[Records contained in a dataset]
══════════════════════════════

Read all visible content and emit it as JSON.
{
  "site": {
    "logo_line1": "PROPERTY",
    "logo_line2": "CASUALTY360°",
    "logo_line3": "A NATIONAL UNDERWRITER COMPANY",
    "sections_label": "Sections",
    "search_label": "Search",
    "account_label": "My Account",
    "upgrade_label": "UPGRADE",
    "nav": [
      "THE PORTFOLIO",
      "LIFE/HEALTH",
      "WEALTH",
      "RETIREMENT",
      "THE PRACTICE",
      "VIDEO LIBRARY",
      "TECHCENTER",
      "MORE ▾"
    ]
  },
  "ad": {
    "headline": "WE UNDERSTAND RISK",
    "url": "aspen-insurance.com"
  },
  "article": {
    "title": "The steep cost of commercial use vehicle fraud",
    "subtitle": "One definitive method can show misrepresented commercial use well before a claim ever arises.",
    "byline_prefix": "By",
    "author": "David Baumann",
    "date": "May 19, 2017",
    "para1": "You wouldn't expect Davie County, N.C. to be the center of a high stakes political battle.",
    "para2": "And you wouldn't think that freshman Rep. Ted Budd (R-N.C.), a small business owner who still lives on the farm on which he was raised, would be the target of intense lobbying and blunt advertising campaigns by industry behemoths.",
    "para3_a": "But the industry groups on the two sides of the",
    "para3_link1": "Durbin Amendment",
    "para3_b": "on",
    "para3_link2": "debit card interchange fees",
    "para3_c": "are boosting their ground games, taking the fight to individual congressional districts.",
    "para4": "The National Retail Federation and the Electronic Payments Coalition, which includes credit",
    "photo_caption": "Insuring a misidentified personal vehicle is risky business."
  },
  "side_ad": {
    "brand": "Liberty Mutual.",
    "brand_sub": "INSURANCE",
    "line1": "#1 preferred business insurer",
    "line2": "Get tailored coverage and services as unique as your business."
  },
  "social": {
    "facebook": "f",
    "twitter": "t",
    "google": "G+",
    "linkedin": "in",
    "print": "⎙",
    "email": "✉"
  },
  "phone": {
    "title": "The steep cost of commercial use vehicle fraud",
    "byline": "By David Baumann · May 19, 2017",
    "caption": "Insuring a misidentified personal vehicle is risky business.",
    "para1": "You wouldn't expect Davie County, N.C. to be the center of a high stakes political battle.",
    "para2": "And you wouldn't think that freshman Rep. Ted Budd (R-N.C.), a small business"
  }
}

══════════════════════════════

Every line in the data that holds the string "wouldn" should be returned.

# RESPONSE AREA:
    "para1": "You wouldn't expect Davie County, N.C. to be the center of a high stakes political battle.",
    "para2": "And you wouldn't think that freshman Rep. Ted Budd (R-N.C.), a small business owner who still lives on the farm on which he was raised, would be the target of intense lobbying and blunt advertising campaigns by industry behemoths.",
    "para1": "You wouldn't expect Davie County, N.C. to be the center of a high stakes political battle.",
    "para2": "And you wouldn't think that freshman Rep. Ted Budd (R-N.C.), a small business"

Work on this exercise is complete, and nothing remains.